— Raw data —
====================

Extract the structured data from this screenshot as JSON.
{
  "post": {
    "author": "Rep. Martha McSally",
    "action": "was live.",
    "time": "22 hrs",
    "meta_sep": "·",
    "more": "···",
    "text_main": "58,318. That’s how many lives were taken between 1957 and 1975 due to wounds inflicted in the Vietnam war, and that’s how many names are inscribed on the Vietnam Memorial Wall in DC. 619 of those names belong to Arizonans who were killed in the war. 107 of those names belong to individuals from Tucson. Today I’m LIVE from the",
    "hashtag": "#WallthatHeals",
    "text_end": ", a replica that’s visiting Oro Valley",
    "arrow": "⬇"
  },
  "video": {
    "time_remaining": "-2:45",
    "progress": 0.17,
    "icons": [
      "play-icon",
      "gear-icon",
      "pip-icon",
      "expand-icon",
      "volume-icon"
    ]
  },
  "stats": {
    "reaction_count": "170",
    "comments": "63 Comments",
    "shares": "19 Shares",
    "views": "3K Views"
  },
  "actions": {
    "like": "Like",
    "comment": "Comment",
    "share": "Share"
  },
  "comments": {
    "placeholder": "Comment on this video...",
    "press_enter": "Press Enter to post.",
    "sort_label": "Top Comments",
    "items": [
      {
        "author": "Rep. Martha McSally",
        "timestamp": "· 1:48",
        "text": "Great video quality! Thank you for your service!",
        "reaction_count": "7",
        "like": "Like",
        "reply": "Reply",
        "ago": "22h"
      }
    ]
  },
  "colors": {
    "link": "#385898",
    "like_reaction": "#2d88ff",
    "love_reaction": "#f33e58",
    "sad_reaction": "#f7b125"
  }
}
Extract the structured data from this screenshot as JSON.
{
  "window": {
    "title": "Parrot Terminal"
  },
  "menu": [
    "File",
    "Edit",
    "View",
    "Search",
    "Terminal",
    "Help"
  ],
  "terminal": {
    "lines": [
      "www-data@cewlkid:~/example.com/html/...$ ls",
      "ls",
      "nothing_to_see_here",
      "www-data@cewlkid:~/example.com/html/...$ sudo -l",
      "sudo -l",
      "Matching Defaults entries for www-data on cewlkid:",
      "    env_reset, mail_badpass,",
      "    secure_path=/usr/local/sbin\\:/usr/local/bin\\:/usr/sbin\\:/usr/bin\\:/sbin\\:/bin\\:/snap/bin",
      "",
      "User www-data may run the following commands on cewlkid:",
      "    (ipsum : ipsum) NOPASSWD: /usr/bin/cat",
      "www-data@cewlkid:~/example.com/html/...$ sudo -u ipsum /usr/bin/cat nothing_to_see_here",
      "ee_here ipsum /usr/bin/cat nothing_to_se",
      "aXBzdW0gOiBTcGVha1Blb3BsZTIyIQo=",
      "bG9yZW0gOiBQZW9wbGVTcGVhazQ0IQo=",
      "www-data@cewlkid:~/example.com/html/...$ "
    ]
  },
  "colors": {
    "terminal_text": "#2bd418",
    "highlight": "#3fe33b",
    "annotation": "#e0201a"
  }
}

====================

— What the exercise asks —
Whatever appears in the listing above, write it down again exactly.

— Reply to the task —
Extract the structured data from this screenshot as JSON.
{
  "post": {
    "author": "Rep. Martha McSally",
    "action": "was live.",
    "time": "22 hrs",
    "meta_sep": "·",
    "more": "···",
    "text_main": "58,318. That’s how many lives were taken between 1957 and 1975 due to wounds inflicted in the Vietnam war, and that’s how many names are inscribed on the Vietnam Memorial Wall in DC. 619 of those names belong to Arizonans who were killed in the war. 107 of those names belong to individuals from Tucson. Today I’m LIVE from the",
    "hashtag": "#WallthatHeals",
    "text_end": ", a replica that’s visiting Oro Valley",
    "arrow": "⬇"
  },
  "video": {
    "time_remaining": "-2:45",
    "progress": 0.17,
    "icons": [
      "play-icon",
      "gear-icon",
      "pip-icon",
      "expand-icon",
      "volume-icon"
    ]
  },
  "stats": {
    "reaction_count": "170",
    "comments": "63 Comments",
    "shares": "19 Shares",
    "views": "3K Views"
  },
  "actions": {
    "like": "Like",
    "comment": "Comment",
    "share": "Share"
  },
  "comments": {
    "placeholder": "Comment on this video...",
    "press_enter": "Press Enter to post.",
    "sort_label": "Top Comments",
    "items": [
      {
        "author": "Rep. Martha McSally",
        "timestamp": "· 1:48",
        "text": "Great video quality! Thank you for your service!",
        "reaction_count": "7",
        "like": "Like",
        "reply": "Reply",
        "ago": "22h"
      }
    ]
  },
  "colors": {
    "link": "#385898",
    "like_reaction": "#2d88ff",
    "love_reaction": "#f33e58",
    "sad_reaction": "#f7b125"
  }
}
Extract the structured data from this screenshot as JSON.
{
  "window": {
    "title": "Parrot Terminal"
  },
  "menu": [
    "File",
    "Edit",
    "View",
    "Search",
    "Terminal",
    "Help"
  ],
  "terminal": {
    "lines": [
      "www-data@cewlkid:~/example.com/html/...$ ls",
      "ls",
      "nothing_to_see_here",
      "www-data@cewlkid:~/example.com/html/...$ sudo -l",
      "sudo -l",
      "Matching Defaults entries for www-data on cewlkid:",
      "    env_reset, mail_badpass,",
      "    secure_path=/usr/local/sbin\\:/usr/local/bin\\:/usr/sbin\\:/usr/bin\\:/sbin\\:/bin\\:/snap/bin",
      "",
      "User www-data may run the following commands on cewlkid:",
      "    (ipsum : ipsum) NOPASSWD: /usr/bin/cat",
      "www-data@cewlkid:~/example.com/html/...$ sudo -u ipsum /usr/bin/cat nothing_to_see_here",
      "ee_here ipsum /usr/bin/cat nothing_to_se",
      "aXBzdW0gOiBTcGVha1Blb3BsZTIyIQo=",
      "bG9yZW0gOiBQZW9wbGVTcGVhazQ0IQo=",
      "www-data@cewlkid:~/example.com/html/...$ "
    ]
  },
  "colors": {
    "terminal_text": "#2bd418",
    "highlight": "#3fe33b",
    "annotation": "#e0201a"
  }
}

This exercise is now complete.